In a remarkable demonstration of skill and teamwork, students from the Uniformed Public Services Department recently participated in the exhilarating 2-day National Digital Twin Resilience Competition. Set in Building 41 in Cowes, this event was not just a competition but a transformative experience for the team, especially as it relates so much to their course.
As the students stepped into Building 41, they were not just entering a venue but stepping into a realm of professionalism and innovation. The setting was not just visually stunning but also intellectually stimulating, setting the perfect stage for what was to be an intense and insightful couple of days.
Each participant was equipped with essentials for the challenge - Bentley water bottles and resilience challenge notebooks, ready for the journey they were about to embark on. The day began with the briefing by Ian Miskimmin from the 66 Royal Engineers, part of 12 Group. Miskimmin laid out a scenario that was as challenging as it was critical - dealing with an emergency planning situation involving an Unexploded Bomb.
The air was thick with anticipation and determination as the students absorbed the gravity of the task at hand. They were not alone in this endeavour. Representatives from the Isle of Wight Council Planning Department, Southern Water, NHS, and Police were present, ready to offer their expertise, answer queries, and guide these young minds through the intricacies of emergency planning.
The challenge escalated as the students were tasked with devising an evacuation plan. This was not just a test of their knowledge but a trial of their ability to think on their feet, collaborate, and innovate under pressure. The teams worked tirelessly, pushing their limits and stepping out of their comfort zones, embodying the spirit of resilience that the competition sought to enstill.

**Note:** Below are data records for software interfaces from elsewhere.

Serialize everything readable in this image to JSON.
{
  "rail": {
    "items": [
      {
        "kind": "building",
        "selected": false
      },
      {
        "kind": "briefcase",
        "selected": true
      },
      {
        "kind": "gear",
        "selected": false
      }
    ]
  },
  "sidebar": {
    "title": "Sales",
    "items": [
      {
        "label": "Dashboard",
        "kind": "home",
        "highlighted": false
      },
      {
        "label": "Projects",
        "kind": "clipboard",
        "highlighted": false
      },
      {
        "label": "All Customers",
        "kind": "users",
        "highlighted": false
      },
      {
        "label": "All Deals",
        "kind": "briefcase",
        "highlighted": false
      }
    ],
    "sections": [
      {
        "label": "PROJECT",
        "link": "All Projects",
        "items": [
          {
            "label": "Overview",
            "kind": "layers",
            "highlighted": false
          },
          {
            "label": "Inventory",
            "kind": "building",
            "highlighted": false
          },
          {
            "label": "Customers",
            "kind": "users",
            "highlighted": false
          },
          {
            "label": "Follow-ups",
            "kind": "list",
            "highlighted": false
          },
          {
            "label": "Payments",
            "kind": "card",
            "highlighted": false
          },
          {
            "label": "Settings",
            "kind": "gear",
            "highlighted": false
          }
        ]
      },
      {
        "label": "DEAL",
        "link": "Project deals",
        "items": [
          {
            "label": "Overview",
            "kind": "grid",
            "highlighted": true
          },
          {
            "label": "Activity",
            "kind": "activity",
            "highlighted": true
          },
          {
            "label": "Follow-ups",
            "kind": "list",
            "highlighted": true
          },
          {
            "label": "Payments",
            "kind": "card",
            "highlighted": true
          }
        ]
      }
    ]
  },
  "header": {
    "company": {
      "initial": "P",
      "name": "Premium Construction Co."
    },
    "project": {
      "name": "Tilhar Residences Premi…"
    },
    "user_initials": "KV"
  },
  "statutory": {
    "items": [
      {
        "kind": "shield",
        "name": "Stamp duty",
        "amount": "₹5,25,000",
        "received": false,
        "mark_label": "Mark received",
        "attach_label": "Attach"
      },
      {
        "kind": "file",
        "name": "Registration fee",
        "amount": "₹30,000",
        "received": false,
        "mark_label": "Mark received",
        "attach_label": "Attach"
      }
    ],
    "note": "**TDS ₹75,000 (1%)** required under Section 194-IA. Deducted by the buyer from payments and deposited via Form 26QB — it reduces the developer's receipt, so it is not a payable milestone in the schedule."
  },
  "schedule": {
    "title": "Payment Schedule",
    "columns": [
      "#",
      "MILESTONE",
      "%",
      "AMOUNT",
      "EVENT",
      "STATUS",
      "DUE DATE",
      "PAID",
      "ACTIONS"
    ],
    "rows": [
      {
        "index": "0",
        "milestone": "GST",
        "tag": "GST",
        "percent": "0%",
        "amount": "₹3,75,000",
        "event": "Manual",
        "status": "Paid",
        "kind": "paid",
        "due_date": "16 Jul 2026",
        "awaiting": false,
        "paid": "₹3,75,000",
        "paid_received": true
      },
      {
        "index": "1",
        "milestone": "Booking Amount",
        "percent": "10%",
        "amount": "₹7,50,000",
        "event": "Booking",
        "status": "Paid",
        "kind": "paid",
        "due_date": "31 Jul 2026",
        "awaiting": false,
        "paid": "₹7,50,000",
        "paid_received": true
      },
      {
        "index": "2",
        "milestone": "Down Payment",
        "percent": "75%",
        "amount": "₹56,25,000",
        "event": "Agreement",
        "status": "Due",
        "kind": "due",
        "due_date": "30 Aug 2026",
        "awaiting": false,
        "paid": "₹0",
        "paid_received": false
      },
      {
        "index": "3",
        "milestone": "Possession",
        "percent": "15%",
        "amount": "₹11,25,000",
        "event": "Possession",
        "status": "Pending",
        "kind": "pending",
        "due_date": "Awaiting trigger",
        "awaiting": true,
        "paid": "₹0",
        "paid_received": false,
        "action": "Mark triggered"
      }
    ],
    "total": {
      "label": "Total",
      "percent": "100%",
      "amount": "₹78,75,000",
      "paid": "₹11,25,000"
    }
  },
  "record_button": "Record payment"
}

However, the scenario took an unexpected turn. A simulated explosion altered the dynamics of the situation, compelling the students to adapt and revise their strategies. This twist not only tested their adaptability but also underscored the unpredictable nature of real-life emergency situations.
As the competition neared its conclusion, the students prepared to present their strategies to a panel of experts. The presentations were a testament to the hard work, critical thinking, and collaborative efforts of each team. Faced with probing questions from the panel, the students demonstrated not just their knowledge but also their ability to communicate complex ideas with clarity and confidence.
While the presentations were underway, the air was abuzz with activity. STEM challenges were set, turning the afternoon into a vibrant inter-school team challenge. The atmosphere was professional, with each team bringing their best to the table, fostering a spirit of healthy competition and mutual respect.
As an observer and supporter of these young talents, I am profoundly impressed by their dedication, ingenuity, and spirit. The National Digital Twin Resilience Competition was not just an event; it was a crucible of learning, growth, and inspiration. Organised impeccably by Edwise, this competition has undoubtedly left an indelible mark on the students, equipping them with knowledge, skills, and experiences that will shape their future endeavours.
To all the participants, your journey through this competition is a testament to your potential and a preview of the remarkable contributions you are destined to make to our society. Keep challenging yourselves, keep learning, and keep inspiring. The future is yours to shape.